(Beginning of SUPPLIED RECORDS)

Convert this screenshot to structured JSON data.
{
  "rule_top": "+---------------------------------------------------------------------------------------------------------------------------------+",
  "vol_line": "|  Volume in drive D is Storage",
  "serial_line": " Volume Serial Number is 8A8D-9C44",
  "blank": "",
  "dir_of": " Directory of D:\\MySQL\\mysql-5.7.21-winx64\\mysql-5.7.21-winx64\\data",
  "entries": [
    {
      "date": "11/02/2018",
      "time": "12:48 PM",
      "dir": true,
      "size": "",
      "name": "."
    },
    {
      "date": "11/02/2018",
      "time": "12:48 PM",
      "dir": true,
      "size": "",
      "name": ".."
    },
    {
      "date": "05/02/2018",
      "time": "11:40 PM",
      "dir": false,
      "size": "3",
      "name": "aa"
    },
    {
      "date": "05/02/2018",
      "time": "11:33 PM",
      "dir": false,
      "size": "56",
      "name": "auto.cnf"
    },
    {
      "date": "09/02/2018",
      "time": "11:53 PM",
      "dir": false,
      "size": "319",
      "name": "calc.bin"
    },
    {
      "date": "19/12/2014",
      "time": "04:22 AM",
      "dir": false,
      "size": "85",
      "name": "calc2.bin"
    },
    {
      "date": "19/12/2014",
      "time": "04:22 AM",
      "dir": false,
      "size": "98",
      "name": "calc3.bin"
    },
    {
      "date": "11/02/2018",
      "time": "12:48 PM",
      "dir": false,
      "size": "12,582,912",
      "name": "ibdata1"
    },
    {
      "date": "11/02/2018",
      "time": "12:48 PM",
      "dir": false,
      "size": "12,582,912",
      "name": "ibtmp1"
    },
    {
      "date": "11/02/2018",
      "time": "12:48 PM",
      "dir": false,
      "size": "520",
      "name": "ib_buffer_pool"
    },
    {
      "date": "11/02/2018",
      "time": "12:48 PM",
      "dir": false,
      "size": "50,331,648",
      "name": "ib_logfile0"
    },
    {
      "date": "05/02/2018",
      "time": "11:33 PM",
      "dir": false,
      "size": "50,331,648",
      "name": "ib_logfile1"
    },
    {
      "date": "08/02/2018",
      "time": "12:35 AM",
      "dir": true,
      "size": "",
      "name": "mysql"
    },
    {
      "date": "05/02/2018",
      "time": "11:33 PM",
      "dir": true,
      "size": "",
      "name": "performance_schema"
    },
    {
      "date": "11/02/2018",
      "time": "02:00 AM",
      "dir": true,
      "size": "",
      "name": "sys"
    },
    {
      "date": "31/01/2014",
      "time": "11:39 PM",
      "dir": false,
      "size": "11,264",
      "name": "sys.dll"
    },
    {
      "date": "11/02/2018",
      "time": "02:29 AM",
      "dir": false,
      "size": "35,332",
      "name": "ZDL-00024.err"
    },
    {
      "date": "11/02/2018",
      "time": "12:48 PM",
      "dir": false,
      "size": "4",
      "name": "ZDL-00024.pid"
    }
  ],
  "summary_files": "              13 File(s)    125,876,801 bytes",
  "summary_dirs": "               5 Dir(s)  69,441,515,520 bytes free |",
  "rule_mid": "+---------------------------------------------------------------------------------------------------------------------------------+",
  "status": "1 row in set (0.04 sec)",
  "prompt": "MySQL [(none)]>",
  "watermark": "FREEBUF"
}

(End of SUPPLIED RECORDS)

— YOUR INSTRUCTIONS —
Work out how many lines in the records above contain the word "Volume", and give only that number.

— RESULT OF THIS TASK —
2